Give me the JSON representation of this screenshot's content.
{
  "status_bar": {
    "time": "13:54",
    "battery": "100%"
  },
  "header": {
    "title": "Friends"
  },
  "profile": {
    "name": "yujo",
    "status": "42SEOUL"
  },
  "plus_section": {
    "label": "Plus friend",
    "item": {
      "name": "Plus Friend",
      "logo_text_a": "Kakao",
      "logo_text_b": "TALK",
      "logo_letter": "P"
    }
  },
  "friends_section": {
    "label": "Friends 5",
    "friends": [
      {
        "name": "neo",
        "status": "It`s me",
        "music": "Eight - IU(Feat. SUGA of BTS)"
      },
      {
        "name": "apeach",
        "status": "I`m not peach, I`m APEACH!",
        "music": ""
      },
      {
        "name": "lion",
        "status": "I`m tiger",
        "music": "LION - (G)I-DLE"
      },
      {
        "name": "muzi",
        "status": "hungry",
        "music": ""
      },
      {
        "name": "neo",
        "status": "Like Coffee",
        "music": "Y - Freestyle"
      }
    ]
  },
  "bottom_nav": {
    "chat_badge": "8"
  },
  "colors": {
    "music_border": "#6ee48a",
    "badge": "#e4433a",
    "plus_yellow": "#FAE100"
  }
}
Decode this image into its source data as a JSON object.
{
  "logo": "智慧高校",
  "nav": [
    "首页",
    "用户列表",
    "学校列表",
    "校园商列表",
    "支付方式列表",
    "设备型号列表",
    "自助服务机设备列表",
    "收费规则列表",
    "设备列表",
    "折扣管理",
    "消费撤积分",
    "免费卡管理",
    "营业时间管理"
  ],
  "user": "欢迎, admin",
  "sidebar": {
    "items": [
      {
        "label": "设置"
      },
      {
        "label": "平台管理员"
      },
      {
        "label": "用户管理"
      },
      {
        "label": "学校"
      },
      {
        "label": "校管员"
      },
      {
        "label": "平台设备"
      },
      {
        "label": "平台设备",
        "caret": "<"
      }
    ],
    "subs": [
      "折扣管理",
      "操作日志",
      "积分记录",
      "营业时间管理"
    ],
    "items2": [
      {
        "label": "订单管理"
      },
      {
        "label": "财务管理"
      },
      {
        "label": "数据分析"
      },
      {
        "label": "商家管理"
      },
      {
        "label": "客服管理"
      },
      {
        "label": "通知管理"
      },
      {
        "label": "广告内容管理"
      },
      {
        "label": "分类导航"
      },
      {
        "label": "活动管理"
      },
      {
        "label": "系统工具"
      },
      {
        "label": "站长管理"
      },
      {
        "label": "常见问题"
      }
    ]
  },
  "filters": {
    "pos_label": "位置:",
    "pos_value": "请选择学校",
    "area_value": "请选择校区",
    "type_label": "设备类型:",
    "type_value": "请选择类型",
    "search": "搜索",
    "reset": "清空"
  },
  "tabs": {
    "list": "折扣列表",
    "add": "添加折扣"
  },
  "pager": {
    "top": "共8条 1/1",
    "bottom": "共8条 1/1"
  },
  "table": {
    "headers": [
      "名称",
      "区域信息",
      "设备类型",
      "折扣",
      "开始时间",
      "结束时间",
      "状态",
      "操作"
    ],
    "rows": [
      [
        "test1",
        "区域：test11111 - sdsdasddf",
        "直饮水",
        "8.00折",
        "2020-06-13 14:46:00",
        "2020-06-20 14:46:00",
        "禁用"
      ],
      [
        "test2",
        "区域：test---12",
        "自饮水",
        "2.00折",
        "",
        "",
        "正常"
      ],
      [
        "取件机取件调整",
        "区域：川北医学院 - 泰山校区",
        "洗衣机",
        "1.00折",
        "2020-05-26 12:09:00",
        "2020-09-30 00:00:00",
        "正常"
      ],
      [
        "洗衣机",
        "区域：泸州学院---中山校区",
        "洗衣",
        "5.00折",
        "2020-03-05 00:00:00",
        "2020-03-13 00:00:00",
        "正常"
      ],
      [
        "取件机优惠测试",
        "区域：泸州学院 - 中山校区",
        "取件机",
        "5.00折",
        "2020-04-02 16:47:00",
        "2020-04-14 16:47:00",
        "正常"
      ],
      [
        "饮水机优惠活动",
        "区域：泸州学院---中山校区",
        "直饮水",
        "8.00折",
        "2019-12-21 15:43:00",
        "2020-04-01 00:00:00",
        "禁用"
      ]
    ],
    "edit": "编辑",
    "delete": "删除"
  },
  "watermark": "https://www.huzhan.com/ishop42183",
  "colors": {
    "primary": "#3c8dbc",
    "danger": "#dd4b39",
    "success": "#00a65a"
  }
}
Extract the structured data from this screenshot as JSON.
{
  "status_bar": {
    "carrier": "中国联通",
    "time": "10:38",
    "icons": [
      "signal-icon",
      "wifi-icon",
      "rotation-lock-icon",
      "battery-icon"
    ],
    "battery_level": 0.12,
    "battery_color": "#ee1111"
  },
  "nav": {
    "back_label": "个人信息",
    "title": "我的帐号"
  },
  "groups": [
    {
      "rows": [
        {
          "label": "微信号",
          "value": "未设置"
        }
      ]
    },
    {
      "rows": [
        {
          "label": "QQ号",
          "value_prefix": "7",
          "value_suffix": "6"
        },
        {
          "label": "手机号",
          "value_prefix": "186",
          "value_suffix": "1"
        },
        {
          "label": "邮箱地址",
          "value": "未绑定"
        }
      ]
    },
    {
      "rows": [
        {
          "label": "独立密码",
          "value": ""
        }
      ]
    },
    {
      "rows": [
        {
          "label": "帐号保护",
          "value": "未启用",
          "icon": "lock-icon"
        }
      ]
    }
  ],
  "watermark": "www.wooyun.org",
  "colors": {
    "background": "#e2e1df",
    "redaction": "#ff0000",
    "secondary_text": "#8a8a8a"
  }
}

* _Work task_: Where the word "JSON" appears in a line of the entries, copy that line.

* _Response below_:
Give me the JSON representation of this screenshot's content.
Decode this image into its source data as a JSON object.
Extract the structured data from this screenshot as JSON.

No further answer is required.